* Exercise directions *
With the images set aside, retype every record below character for character.

* Listed entries *
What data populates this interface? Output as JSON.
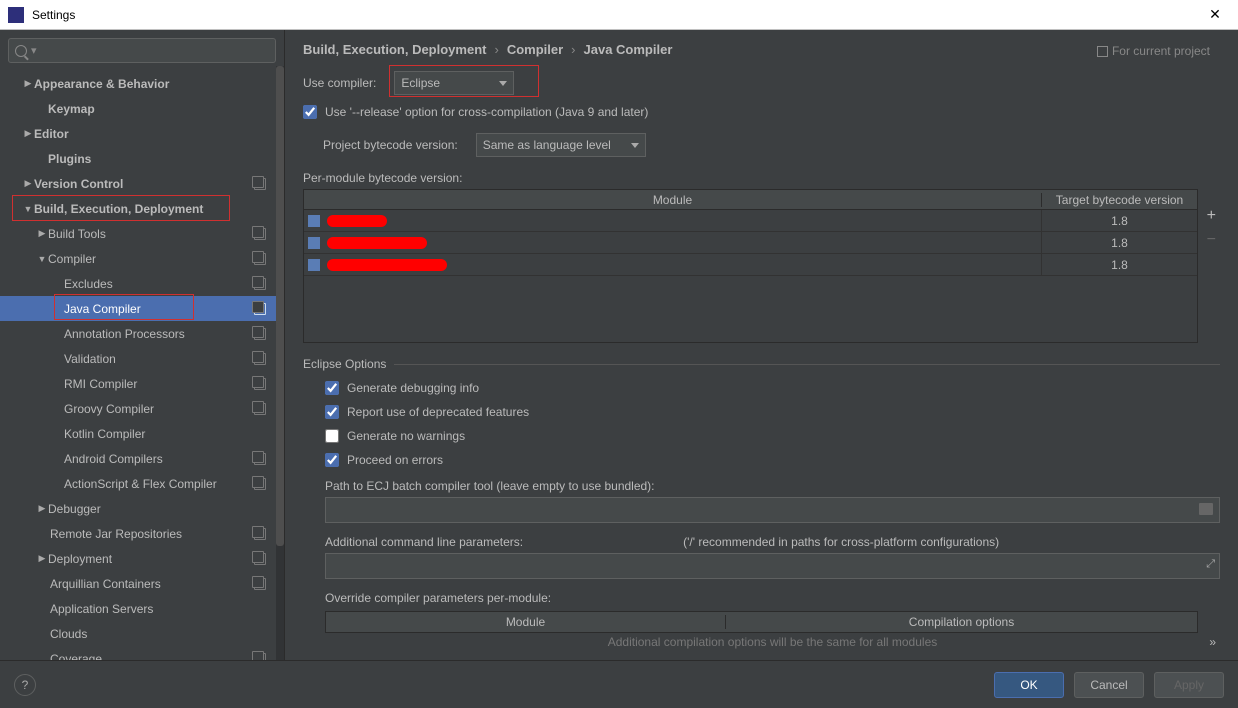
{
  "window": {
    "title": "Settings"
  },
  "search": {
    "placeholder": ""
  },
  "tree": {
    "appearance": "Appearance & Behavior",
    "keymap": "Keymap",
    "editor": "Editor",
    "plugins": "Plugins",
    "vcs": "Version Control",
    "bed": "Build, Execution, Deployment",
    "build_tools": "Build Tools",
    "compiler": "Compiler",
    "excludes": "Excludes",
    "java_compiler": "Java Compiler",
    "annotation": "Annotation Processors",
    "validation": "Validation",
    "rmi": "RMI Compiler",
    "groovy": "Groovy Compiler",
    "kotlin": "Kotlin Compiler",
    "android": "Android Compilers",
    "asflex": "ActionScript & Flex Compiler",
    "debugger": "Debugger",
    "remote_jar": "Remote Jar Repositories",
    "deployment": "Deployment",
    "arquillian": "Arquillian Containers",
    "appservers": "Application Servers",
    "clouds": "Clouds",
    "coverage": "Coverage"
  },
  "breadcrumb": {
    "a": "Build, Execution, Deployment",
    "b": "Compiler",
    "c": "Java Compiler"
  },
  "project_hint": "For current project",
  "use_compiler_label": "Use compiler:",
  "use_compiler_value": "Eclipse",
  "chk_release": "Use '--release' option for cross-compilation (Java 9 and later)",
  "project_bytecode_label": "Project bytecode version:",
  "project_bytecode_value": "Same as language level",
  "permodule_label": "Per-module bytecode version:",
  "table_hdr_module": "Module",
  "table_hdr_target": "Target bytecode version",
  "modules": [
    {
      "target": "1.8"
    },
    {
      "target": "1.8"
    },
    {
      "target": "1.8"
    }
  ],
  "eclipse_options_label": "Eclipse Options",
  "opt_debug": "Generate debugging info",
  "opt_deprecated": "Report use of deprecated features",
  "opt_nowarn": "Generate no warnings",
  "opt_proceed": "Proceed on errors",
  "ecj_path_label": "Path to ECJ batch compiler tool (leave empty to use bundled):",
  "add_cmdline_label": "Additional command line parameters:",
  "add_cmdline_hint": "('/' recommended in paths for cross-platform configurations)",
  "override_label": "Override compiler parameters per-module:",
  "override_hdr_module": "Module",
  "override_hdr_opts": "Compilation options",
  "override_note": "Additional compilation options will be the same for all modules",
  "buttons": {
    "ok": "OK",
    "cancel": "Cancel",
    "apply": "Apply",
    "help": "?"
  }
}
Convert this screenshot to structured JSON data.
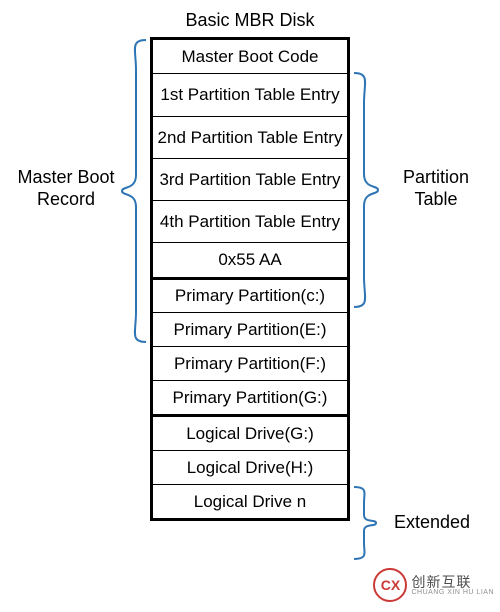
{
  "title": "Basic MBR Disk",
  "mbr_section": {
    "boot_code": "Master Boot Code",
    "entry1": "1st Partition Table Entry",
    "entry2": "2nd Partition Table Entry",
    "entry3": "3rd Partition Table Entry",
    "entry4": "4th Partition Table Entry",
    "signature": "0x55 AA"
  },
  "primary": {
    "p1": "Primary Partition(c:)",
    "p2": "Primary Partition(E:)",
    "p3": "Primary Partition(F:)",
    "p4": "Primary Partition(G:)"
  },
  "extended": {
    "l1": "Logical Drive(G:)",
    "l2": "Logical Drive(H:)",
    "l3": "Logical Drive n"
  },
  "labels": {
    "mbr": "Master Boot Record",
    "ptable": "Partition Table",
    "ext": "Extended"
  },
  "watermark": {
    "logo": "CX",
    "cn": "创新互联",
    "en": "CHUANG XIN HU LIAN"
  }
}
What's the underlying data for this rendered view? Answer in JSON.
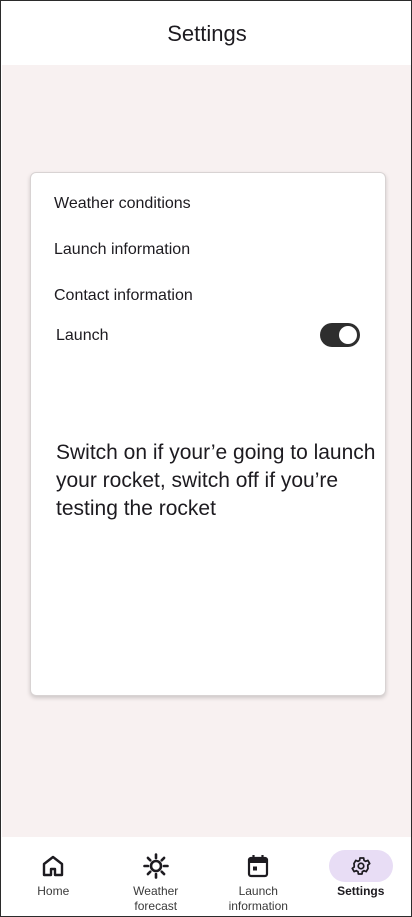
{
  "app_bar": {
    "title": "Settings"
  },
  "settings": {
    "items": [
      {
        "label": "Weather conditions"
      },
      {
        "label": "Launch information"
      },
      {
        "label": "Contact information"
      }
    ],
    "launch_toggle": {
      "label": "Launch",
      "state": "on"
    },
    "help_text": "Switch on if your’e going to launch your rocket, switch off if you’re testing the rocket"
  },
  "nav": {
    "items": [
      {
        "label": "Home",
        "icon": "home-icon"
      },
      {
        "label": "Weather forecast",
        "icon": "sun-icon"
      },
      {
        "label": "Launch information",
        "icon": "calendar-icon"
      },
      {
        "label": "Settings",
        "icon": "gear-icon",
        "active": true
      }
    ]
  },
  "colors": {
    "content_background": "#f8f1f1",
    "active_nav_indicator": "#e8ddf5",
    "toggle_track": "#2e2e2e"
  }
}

* Solution to this task *
What data populates this interface? Output as JSON.
{
  "window": {
    "title": "Settings"
  },
  "search": {
    "placeholder": ""
  },
  "tree": {
    "appearance": "Appearance & Behavior",
    "keymap": "Keymap",
    "editor": "Editor",
    "plugins": "Plugins",
    "vcs": "Version Control",
    "bed": "Build, Execution, Deployment",
    "build_tools": "Build Tools",
    "compiler": "Compiler",
    "excludes": "Excludes",
    "java_compiler": "Java Compiler",
    "annotation": "Annotation Processors",
    "validation": "Validation",
    "rmi": "RMI Compiler",
    "groovy": "Groovy Compiler",
    "kotlin": "Kotlin Compiler",
    "android": "Android Compilers",
    "asflex": "ActionScript & Flex Compiler",
    "debugger": "Debugger",
    "remote_jar": "Remote Jar Repositories",
    "deployment": "Deployment",
    "arquillian": "Arquillian Containers",
    "appservers": "Application Servers",
    "clouds": "Clouds",
    "coverage": "Coverage"
  },
  "breadcrumb": {
    "a": "Build, Execution, Deployment",
    "b": "Compiler",
    "c": "Java Compiler"
  },
  "project_hint": "For current project",
  "use_compiler_label": "Use compiler:",
  "use_compiler_value": "Eclipse",
  "chk_release": "Use '--release' option for cross-compilation (Java 9 and later)",
  "project_bytecode_label": "Project bytecode version:",
  "project_bytecode_value": "Same as language level",
  "permodule_label": "Per-module bytecode version:",
  "table_hdr_module": "Module",
  "table_hdr_target": "Target bytecode version",
  "modules": [
    {
      "target": "1.8"
    },
    {
      "target": "1.8"
    },
    {
      "target": "1.8"
    }
  ],
  "eclipse_options_label": "Eclipse Options",
  "opt_debug": "Generate debugging info",
  "opt_deprecated": "Report use of deprecated features",
  "opt_nowarn": "Generate no warnings",
  "opt_proceed": "Proceed on errors",
  "ecj_path_label": "Path to ECJ batch compiler tool (leave empty to use bundled):",
  "add_cmdline_label": "Additional command line parameters:",
  "add_cmdline_hint": "('/' recommended in paths for cross-platform configurations)",
  "override_label": "Override compiler parameters per-module:",
  "override_hdr_module": "Module",
  "override_hdr_opts": "Compilation options",
  "override_note": "Additional compilation options will be the same for all modules",
  "buttons": {
    "ok": "OK",
    "cancel": "Cancel",
    "apply": "Apply",
    "help": "?"
  }
}
Convert this screenshot to structured JSON data.
{
  "title": "Basic MBR Disk",
  "mbr_section": {
    "boot_code": "Master Boot Code",
    "entry1": "1st Partition Table Entry",
    "entry2": "2nd Partition Table Entry",
    "entry3": "3rd Partition Table Entry",
    "entry4": "4th Partition Table Entry",
    "signature": "0x55 AA"
  },
  "primary": {
    "p1": "Primary Partition(c:)",
    "p2": "Primary Partition(E:)",
    "p3": "Primary Partition(F:)",
    "p4": "Primary Partition(G:)"
  },
  "extended": {
    "l1": "Logical Drive(G:)",
    "l2": "Logical Drive(H:)",
    "l3": "Logical Drive n"
  },
  "labels": {
    "mbr": "Master Boot Record",
    "ptable": "Partition Table",
    "ext": "Extended"
  },
  "watermark": {
    "logo": "CX",
    "cn": "创新互联",
    "en": "CHUANG XIN HU LIAN"
  }
}
What's the underlying data for this rendered view? Answer in JSON.
{
  "app_bar": {
    "title": "Settings"
  },
  "settings": {
    "items": [
      {
        "label": "Weather conditions"
      },
      {
        "label": "Launch information"
      },
      {
        "label": "Contact information"
      }
    ],
    "launch_toggle": {
      "label": "Launch",
      "state": "on"
    },
    "help_text": "Switch on if your’e going to launch your rocket, switch off if you’re testing the rocket"
  },
  "nav": {
    "items": [
      {
        "label": "Home",
        "icon": "home-icon"
      },
      {
        "label": "Weather forecast",
        "icon": "sun-icon"
      },
      {
        "label": "Launch information",
        "icon": "calendar-icon"
      },
      {
        "label": "Settings",
        "icon": "gear-icon",
        "active": true
      }
    ]
  },
  "colors": {
    "content_background": "#f8f1f1",
    "active_nav_indicator": "#e8ddf5",
    "toggle_track": "#2e2e2e"
  }
}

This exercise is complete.